>>>>>

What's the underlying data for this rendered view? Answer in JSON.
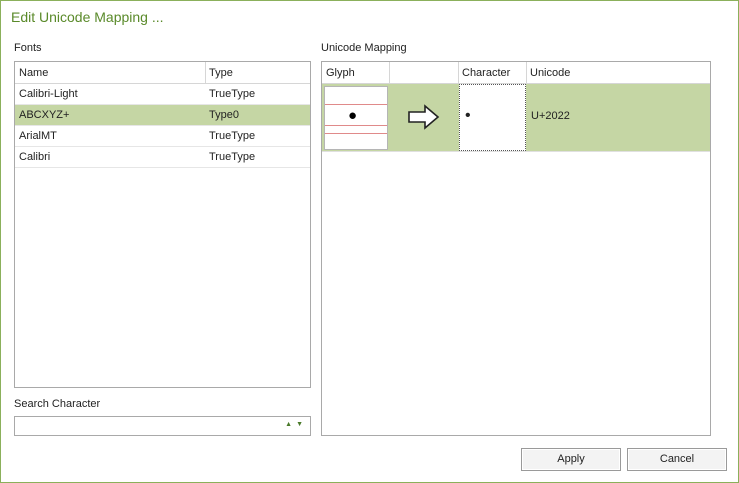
{
  "window": {
    "title": "Edit Unicode Mapping ..."
  },
  "fonts": {
    "label": "Fonts",
    "columns": [
      "Name",
      "Type"
    ],
    "rows": [
      {
        "name": "Calibri-Light",
        "type": "TrueType"
      },
      {
        "name": "ABCXYZ+",
        "type": "Type0"
      },
      {
        "name": "ArialMT",
        "type": "TrueType"
      },
      {
        "name": "Calibri",
        "type": "TrueType"
      }
    ],
    "selected_index": 1
  },
  "search": {
    "label": "Search Character",
    "value": ""
  },
  "mapping": {
    "label": "Unicode Mapping",
    "columns": [
      "Glyph",
      "",
      "Character",
      "Unicode"
    ],
    "rows": [
      {
        "glyph": "●",
        "arrow": "arrow-right-icon",
        "character": "•",
        "unicode": "U+2022"
      }
    ]
  },
  "buttons": {
    "apply": "Apply",
    "cancel": "Cancel"
  },
  "colors": {
    "accent": "#5a8a2a",
    "selection": "#c5d6a4",
    "border": "#8bb05b"
  }
}
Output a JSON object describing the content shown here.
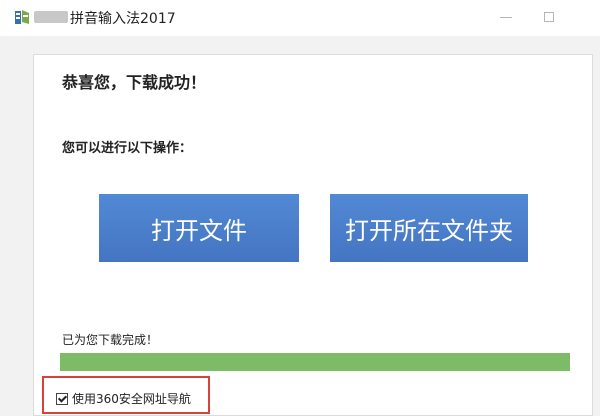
{
  "window": {
    "title": "拼音输入法2017",
    "icon": "installer-icon",
    "controls": {
      "minimize_icon": "minimize-icon",
      "maximize_icon": "maximize-icon"
    }
  },
  "content": {
    "heading": "恭喜您，下载成功！",
    "subheading": "您可以进行以下操作：",
    "buttons": {
      "open_file": "打开文件",
      "open_folder": "打开所在文件夹"
    },
    "download_status": "已为您下载完成！",
    "progress_percent": 100,
    "checkbox": {
      "label": "使用360安全网址导航",
      "checked": true
    }
  },
  "colors": {
    "button_blue": "#4a7fcb",
    "progress_green": "#7dbb66",
    "highlight_red": "#d9423b"
  }
}
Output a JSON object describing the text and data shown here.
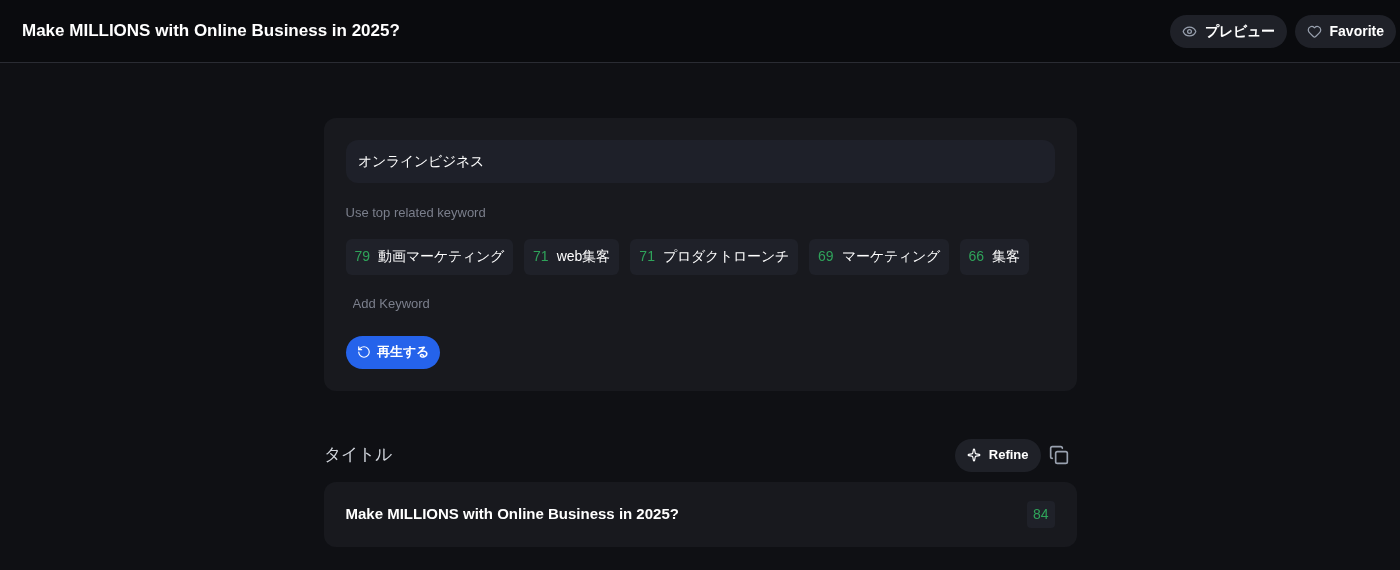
{
  "header": {
    "title": "Make MILLIONS with Online Business in 2025?",
    "buttons": [
      {
        "kind": "preview",
        "label": "プレビュー"
      },
      {
        "kind": "favorite",
        "label": "Favorite"
      }
    ]
  },
  "search": {
    "value": "オンラインビジネス"
  },
  "related": {
    "label": "Use top related keyword",
    "keywords": [
      {
        "score": "79",
        "text": "動画マーケティング"
      },
      {
        "score": "71",
        "text": "web集客"
      },
      {
        "score": "71",
        "text": "プロダクトローンチ"
      },
      {
        "score": "69",
        "text": "マーケティング"
      },
      {
        "score": "66",
        "text": "集客"
      }
    ],
    "add_placeholder": "Add Keyword",
    "regenerate": "再生する"
  },
  "title_section": {
    "heading": "タイトル",
    "refine": "Refine",
    "result": {
      "text": "Make MILLIONS with Online Business in 2025?",
      "score": "84"
    }
  }
}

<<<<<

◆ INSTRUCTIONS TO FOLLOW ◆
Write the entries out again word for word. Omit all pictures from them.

◆ WRITTEN RESPONSE ◆
What's the underlying data for this rendered view? Answer in JSON.
{
  "window": {
    "title": "Edit Unicode Mapping ..."
  },
  "fonts": {
    "label": "Fonts",
    "columns": [
      "Name",
      "Type"
    ],
    "rows": [
      {
        "name": "Calibri-Light",
        "type": "TrueType"
      },
      {
        "name": "ABCXYZ+",
        "type": "Type0"
      },
      {
        "name": "ArialMT",
        "type": "TrueType"
      },
      {
        "name": "Calibri",
        "type": "TrueType"
      }
    ],
    "selected_index": 1
  },
  "search": {
    "label": "Search Character",
    "value": ""
  },
  "mapping": {
    "label": "Unicode Mapping",
    "columns": [
      "Glyph",
      "",
      "Character",
      "Unicode"
    ],
    "rows": [
      {
        "glyph": "●",
        "arrow": "arrow-right-icon",
        "character": "•",
        "unicode": "U+2022"
      }
    ]
  },
  "buttons": {
    "apply": "Apply",
    "cancel": "Cancel"
  },
  "colors": {
    "accent": "#5a8a2a",
    "selection": "#c5d6a4",
    "border": "#8bb05b"
  }
}
Output a JSON object describing the content shown here.
{
  "window": {
    "title": "拼音输入法2017",
    "icon": "installer-icon",
    "controls": {
      "minimize_icon": "minimize-icon",
      "maximize_icon": "maximize-icon"
    }
  },
  "content": {
    "heading": "恭喜您，下载成功！",
    "subheading": "您可以进行以下操作：",
    "buttons": {
      "open_file": "打开文件",
      "open_folder": "打开所在文件夹"
    },
    "download_status": "已为您下载完成！",
    "progress_percent": 100,
    "checkbox": {
      "label": "使用360安全网址导航",
      "checked": true
    }
  },
  "colors": {
    "button_blue": "#4a7fcb",
    "progress_green": "#7dbb66",
    "highlight_red": "#d9423b"
  }
}
Output a JSON object describing the text and data shown here.
{
  "header": {
    "title": "Make MILLIONS with Online Business in 2025?",
    "buttons": [
      {
        "kind": "preview",
        "label": "プレビュー"
      },
      {
        "kind": "favorite",
        "label": "Favorite"
      }
    ]
  },
  "search": {
    "value": "オンラインビジネス"
  },
  "related": {
    "label": "Use top related keyword",
    "keywords": [
      {
        "score": "79",
        "text": "動画マーケティング"
      },
      {
        "score": "71",
        "text": "web集客"
      },
      {
        "score": "71",
        "text": "プロダクトローンチ"
      },
      {
        "score": "69",
        "text": "マーケティング"
      },
      {
        "score": "66",
        "text": "集客"
      }
    ],
    "add_placeholder": "Add Keyword",
    "regenerate": "再生する"
  },
  "title_section": {
    "heading": "タイトル",
    "refine": "Refine",
    "result": {
      "text": "Make MILLIONS with Online Business in 2025?",
      "score": "84"
    }
  }
}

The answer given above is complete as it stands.